Citation: Uribe-Querol E and Rosales C (2020) Phagocytosis: Our Current Understanding of a Universal Biological Process. Front. Immunol. 11:1066. doi: 10.3389/fimmu.2020.01066
Received: 05 February 2020; Accepted: 04 May 2020;
Published: 02 June 2020.
Edited by:Uday Kishore, Brunel University London, United Kingdom
Reviewed by:Sergio Grinstein, Hospital for Sick Children, Canada
Tina Sørensen Dalgaard, Aarhus University, Denmark
Copyright © 2020 Uribe-Querol and Rosales. This is an open-access article distributed under the terms of the Creative Commons Attribution License (CC BY). The use, distribution or reproduction in other forums is permitted, provided the original author(s) and the copyright owner(s) are credited and that the original publication in this journal is cited, in accordance with accepted academic practice. No use, distribution or reproduction is permitted which does not comply with these terms.

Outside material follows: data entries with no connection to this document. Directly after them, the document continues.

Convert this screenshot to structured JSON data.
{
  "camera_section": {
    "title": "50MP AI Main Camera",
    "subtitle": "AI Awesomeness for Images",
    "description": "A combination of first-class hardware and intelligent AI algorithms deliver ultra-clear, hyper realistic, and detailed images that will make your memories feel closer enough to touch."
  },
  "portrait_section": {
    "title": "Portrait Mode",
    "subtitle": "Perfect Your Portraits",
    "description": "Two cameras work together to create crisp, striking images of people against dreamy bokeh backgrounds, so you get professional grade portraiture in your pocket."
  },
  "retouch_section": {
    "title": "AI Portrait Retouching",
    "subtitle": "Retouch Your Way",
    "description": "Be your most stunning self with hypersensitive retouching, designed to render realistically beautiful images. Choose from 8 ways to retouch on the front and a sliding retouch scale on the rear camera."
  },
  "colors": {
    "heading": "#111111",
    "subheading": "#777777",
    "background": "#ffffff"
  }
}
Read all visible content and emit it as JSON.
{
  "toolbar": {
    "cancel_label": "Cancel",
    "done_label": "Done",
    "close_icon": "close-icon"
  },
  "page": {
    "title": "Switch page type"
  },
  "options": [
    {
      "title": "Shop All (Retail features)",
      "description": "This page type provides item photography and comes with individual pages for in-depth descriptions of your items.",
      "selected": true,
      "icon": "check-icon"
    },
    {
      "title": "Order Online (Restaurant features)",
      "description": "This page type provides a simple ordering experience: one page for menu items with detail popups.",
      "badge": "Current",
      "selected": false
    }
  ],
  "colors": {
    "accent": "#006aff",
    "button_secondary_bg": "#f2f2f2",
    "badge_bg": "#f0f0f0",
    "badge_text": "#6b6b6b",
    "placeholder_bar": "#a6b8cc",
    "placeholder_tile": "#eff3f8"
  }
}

*Correspondence: Carlos Rosales, firstname.lastname@example.org